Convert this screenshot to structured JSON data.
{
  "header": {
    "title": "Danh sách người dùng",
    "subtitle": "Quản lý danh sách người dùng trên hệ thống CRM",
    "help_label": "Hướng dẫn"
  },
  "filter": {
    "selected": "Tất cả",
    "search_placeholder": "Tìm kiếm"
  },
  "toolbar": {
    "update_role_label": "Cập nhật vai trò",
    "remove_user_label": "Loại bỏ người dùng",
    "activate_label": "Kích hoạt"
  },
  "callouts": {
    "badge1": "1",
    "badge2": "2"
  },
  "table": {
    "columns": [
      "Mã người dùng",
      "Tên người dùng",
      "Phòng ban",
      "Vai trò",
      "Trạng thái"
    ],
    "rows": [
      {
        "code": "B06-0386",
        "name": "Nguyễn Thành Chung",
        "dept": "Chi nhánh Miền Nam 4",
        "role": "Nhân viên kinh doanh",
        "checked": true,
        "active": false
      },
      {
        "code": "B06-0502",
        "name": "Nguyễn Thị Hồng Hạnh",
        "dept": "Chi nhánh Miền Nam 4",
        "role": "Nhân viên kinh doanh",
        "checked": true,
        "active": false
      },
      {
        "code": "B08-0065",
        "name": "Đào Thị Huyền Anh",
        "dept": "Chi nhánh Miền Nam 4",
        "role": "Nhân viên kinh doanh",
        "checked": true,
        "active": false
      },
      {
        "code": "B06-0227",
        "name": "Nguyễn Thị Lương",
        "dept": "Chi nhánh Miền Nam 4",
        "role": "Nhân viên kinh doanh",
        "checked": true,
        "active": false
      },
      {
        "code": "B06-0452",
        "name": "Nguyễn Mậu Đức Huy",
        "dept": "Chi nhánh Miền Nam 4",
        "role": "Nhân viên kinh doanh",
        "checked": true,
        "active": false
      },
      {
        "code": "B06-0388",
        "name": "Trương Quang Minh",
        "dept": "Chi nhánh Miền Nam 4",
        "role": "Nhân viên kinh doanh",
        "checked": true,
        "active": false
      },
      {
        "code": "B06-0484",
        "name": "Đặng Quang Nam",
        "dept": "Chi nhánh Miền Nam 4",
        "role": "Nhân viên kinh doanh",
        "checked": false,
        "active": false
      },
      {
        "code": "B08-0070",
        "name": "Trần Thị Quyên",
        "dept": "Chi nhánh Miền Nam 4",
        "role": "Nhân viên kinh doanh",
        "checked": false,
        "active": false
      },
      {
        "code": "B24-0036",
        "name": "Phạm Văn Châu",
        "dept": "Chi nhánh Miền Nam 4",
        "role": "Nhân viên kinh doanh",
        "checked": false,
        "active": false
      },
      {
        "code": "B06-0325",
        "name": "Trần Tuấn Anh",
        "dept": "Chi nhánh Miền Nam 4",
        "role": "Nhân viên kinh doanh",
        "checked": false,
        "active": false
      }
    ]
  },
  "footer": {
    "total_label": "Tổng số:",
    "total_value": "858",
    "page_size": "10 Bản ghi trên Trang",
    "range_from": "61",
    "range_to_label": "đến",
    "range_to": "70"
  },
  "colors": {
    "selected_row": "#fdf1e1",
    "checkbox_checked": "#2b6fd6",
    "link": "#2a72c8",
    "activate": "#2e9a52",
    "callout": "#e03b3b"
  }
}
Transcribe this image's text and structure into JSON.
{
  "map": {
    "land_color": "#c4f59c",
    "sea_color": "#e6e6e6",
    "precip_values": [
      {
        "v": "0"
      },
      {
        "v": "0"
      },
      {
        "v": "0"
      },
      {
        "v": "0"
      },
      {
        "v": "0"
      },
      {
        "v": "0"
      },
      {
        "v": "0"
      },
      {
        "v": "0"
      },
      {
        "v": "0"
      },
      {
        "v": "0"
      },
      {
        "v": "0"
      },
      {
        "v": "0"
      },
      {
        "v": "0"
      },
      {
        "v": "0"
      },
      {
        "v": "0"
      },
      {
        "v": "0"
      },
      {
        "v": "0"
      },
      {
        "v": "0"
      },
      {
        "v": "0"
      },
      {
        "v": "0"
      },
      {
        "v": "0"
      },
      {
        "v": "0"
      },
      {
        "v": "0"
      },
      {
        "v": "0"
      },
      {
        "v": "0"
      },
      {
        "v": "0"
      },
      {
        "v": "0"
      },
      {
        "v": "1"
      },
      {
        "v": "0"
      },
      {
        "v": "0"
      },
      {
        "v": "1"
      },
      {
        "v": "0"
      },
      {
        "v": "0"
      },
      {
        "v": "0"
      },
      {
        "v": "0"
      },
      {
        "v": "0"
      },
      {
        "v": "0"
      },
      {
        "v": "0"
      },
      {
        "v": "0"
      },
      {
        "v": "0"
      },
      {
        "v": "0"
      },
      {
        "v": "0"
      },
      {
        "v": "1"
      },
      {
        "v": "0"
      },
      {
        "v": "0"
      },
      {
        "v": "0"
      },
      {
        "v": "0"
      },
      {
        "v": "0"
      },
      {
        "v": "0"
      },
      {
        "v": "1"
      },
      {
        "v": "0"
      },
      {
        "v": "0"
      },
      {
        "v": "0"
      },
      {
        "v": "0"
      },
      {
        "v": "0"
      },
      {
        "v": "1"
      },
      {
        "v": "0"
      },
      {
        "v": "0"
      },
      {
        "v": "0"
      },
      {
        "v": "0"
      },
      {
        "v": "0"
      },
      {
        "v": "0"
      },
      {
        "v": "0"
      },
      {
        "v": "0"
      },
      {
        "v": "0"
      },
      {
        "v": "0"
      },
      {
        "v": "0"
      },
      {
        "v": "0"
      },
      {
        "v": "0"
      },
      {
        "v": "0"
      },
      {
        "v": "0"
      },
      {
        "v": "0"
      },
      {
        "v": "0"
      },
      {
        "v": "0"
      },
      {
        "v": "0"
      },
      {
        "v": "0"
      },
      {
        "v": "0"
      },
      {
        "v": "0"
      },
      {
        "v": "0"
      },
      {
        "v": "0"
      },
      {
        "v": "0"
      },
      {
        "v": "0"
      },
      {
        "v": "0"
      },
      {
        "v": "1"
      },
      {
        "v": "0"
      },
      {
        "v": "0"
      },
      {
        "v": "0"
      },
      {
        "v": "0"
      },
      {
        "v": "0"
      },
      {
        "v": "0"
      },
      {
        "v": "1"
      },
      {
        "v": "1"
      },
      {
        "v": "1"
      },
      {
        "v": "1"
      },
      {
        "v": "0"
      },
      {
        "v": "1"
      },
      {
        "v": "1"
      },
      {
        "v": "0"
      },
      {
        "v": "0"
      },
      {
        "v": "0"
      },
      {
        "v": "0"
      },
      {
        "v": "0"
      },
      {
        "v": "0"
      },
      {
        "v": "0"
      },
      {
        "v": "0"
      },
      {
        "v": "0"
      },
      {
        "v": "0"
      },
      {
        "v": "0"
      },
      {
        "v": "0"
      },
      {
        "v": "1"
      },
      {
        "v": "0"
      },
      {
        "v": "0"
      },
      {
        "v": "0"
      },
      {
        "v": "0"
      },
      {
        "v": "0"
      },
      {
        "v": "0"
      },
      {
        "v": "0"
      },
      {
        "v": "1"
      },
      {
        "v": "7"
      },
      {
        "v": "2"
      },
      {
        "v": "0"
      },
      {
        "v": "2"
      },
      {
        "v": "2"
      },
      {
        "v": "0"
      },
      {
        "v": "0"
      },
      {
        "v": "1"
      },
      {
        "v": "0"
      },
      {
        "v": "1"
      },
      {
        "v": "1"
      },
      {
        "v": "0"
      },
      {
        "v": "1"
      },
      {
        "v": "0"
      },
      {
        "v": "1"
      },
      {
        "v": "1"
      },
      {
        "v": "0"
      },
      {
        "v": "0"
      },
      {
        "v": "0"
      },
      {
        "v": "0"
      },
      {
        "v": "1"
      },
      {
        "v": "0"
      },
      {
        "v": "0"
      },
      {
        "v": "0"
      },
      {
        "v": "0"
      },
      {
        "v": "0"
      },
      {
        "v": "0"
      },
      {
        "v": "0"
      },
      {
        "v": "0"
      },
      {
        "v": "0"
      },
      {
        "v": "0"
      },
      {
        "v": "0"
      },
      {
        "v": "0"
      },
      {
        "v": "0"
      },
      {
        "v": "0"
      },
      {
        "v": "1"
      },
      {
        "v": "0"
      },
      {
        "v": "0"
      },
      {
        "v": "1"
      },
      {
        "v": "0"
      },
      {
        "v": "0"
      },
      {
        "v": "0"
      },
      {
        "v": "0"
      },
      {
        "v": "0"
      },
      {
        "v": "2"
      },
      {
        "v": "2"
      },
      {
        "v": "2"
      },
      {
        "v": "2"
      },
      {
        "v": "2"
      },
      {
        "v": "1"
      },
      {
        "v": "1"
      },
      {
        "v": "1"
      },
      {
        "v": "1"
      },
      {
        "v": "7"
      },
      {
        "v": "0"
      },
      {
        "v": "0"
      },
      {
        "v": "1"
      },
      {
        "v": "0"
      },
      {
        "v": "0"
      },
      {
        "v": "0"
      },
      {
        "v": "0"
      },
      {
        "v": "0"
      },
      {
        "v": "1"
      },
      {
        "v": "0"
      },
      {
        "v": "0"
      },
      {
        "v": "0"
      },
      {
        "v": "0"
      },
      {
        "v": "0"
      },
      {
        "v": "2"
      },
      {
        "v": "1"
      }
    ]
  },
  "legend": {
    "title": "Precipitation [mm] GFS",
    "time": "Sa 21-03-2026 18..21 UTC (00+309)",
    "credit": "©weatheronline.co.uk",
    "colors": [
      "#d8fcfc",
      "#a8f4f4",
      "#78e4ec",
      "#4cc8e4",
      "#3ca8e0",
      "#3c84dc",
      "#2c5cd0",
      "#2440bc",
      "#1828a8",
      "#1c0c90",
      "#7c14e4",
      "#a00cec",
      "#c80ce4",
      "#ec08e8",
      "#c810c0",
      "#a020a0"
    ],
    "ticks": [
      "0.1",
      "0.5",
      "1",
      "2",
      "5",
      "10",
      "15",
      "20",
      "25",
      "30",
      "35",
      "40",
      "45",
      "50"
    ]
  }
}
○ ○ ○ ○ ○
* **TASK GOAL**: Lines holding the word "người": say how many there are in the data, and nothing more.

* **RESPONSE TO THIS TASK**: 5